*** The data Section Begins ***

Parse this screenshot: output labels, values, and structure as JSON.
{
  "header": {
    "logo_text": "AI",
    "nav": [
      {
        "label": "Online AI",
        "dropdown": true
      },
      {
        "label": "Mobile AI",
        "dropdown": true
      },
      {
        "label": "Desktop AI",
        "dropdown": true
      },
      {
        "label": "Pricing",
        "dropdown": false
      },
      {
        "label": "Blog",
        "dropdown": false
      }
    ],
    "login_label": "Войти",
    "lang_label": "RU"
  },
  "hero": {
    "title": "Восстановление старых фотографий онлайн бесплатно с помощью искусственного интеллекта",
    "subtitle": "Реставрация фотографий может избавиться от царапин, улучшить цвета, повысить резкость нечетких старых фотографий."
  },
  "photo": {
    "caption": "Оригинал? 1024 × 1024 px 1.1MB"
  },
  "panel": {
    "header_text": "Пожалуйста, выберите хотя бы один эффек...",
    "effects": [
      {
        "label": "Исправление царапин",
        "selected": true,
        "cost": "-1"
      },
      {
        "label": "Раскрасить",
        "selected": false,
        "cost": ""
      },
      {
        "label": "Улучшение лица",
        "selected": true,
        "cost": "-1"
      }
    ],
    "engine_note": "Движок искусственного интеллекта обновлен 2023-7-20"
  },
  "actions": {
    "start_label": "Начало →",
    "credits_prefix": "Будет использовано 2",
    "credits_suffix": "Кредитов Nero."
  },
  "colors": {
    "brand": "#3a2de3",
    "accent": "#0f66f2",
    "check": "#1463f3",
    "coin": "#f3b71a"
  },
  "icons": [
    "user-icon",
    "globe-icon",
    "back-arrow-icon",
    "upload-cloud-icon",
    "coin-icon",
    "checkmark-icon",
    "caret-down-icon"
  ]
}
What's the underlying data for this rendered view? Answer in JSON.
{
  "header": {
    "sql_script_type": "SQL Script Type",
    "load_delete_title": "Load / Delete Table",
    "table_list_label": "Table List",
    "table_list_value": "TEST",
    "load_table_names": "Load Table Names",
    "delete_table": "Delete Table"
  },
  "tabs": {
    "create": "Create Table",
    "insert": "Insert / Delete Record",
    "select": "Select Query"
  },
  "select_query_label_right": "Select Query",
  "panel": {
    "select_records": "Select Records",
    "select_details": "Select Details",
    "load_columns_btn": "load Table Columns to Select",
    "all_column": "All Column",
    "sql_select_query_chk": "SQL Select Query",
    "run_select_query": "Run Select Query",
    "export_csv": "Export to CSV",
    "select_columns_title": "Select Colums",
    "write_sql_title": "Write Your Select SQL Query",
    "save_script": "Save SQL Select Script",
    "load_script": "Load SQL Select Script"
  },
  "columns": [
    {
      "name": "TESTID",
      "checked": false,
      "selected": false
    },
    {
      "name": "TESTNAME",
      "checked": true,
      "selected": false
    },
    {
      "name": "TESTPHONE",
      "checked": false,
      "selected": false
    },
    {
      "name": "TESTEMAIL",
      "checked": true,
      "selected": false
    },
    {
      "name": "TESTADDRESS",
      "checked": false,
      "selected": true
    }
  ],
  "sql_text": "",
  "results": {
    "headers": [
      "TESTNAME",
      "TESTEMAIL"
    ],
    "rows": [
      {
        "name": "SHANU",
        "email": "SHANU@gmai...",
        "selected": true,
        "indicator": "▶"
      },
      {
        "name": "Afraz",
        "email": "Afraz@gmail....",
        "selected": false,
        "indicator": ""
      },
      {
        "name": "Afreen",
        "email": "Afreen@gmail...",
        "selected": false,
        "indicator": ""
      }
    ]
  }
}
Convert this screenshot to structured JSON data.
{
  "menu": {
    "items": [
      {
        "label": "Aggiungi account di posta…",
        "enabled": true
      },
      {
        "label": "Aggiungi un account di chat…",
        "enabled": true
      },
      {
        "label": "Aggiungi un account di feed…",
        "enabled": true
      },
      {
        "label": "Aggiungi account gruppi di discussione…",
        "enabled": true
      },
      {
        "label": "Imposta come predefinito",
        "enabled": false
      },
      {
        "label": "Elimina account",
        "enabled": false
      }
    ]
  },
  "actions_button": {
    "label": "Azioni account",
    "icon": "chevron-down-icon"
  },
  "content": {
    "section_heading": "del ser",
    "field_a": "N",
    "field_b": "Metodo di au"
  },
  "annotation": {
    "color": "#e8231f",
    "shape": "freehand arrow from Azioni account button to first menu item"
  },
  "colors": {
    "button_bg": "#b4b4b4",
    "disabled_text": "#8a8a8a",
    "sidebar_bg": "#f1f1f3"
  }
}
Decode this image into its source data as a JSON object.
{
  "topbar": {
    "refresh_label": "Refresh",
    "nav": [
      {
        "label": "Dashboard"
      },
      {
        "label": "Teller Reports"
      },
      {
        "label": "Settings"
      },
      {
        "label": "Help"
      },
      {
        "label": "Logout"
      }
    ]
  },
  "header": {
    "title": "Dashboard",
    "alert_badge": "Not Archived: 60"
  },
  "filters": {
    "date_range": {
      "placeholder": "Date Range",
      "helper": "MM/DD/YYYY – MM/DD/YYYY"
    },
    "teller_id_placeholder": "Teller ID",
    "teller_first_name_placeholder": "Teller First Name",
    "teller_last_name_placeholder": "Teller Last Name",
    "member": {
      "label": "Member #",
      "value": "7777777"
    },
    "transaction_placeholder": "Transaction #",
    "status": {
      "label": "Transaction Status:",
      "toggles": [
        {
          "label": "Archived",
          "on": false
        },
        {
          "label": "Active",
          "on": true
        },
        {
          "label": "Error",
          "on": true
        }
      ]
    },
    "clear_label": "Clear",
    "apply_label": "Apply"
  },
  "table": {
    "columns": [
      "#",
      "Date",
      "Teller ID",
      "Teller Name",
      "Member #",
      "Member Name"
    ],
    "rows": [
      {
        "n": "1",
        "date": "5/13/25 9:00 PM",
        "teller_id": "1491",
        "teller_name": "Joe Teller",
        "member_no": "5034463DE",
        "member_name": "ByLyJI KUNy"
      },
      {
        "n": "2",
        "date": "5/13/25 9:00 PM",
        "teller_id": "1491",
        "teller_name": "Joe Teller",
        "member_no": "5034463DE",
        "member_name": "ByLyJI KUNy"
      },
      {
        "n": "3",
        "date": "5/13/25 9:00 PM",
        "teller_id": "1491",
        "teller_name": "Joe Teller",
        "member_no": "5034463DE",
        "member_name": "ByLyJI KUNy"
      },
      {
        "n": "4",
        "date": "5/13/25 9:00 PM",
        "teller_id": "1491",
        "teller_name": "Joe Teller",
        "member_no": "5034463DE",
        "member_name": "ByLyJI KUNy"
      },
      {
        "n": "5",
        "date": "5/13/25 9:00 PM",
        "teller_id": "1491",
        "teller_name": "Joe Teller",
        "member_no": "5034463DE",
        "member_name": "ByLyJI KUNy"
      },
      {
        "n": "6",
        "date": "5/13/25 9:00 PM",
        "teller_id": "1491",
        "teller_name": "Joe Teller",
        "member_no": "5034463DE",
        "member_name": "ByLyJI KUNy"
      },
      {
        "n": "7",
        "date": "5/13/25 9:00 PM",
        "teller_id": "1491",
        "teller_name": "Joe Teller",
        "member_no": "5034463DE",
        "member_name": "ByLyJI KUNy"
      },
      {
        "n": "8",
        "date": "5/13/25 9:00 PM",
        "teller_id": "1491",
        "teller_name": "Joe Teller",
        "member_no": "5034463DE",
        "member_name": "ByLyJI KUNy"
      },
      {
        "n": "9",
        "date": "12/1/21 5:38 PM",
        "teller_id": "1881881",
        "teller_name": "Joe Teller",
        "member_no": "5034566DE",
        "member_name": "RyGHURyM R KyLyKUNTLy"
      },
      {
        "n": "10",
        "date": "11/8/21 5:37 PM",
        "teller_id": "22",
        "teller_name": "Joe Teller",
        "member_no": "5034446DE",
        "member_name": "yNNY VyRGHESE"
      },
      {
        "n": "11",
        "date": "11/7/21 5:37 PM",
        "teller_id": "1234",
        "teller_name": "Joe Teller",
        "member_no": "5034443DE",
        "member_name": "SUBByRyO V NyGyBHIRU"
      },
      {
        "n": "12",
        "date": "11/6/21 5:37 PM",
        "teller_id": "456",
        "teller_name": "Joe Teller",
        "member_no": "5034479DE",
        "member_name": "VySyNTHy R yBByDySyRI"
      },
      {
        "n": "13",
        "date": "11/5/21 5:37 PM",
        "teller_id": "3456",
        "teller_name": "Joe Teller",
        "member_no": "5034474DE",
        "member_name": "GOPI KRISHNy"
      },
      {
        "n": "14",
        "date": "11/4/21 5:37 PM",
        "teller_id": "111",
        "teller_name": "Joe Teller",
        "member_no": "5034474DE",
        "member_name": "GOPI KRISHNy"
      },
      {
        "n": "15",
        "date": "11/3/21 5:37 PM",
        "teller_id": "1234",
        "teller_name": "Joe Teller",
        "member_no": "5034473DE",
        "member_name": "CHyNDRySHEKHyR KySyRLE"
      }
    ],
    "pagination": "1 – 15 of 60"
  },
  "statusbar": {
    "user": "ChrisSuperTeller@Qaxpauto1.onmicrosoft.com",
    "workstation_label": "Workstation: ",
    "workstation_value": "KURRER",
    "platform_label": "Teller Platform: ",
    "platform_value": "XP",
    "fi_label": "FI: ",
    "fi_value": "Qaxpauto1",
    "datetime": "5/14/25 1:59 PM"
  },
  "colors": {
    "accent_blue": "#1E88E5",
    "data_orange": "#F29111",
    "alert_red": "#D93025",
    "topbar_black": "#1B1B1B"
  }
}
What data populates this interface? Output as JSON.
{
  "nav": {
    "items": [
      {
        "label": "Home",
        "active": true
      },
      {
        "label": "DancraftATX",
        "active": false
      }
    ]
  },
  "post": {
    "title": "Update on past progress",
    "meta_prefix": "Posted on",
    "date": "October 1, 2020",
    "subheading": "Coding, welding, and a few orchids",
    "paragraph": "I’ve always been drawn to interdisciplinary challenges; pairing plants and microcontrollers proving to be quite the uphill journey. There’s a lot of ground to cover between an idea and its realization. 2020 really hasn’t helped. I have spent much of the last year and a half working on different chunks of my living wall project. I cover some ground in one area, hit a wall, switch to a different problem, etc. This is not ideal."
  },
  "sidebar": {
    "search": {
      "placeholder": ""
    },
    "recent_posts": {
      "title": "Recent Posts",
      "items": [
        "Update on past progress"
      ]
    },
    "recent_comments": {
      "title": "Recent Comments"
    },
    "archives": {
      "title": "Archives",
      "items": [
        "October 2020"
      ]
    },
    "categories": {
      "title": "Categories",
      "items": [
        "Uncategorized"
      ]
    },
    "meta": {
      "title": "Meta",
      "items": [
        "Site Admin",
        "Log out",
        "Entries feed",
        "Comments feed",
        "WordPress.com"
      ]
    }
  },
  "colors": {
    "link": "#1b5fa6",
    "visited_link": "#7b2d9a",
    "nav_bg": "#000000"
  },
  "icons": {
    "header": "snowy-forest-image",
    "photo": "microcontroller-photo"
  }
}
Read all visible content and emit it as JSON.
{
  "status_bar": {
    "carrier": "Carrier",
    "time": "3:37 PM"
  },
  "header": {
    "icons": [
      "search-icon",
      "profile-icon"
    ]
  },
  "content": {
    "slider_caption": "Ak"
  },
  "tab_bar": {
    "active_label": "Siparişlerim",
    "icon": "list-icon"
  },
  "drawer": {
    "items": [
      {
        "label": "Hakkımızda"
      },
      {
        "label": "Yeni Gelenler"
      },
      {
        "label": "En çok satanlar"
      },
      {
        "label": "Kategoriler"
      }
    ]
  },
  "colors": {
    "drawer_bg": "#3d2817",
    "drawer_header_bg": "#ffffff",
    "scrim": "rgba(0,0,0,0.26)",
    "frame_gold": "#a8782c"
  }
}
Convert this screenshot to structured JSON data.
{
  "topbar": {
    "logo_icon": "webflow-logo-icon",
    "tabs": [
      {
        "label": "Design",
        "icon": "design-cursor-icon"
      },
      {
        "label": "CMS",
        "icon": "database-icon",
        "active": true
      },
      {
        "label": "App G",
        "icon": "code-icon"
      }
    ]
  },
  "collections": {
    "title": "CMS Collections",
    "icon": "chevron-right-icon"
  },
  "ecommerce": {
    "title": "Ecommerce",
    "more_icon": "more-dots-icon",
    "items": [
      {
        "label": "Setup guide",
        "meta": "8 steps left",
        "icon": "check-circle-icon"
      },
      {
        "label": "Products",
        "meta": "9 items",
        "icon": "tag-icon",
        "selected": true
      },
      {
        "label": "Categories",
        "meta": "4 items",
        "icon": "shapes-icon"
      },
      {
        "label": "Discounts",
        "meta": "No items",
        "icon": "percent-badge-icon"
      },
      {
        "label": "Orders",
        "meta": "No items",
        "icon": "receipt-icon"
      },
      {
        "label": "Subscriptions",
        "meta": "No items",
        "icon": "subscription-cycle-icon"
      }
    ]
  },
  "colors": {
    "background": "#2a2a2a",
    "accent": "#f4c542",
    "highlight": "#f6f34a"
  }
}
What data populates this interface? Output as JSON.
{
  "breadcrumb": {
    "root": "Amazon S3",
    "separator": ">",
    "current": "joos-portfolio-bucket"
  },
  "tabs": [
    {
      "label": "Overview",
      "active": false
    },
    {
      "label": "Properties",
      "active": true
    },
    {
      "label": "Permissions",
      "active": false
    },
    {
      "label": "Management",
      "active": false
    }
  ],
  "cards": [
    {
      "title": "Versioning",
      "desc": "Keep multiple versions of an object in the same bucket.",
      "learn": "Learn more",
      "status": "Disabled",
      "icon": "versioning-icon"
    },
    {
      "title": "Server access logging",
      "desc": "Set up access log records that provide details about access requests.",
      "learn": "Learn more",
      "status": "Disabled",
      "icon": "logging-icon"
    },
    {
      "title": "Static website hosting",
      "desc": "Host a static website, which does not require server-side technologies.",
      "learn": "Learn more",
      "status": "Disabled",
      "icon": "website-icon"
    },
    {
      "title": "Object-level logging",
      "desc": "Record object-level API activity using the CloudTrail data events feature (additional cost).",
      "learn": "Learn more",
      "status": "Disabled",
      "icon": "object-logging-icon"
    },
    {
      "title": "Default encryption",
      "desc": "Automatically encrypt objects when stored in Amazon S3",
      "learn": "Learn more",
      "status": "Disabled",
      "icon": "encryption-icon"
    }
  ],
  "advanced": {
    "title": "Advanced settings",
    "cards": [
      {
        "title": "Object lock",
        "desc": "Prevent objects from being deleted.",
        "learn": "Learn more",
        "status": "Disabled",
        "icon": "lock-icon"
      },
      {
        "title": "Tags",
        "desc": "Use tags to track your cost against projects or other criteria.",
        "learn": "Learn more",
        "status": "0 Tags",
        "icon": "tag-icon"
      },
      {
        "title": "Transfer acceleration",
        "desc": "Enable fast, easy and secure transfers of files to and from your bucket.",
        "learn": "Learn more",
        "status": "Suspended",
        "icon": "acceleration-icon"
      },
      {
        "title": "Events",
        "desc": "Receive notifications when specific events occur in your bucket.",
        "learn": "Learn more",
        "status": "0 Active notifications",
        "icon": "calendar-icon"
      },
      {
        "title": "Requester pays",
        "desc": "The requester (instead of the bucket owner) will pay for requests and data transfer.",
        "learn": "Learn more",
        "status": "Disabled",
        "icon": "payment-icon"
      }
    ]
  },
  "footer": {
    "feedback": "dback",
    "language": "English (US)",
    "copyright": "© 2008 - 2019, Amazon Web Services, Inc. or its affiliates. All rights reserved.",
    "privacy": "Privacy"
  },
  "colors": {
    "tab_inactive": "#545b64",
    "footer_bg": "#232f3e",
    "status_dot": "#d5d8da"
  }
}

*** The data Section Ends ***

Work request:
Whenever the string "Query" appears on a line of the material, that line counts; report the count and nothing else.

Reply:
5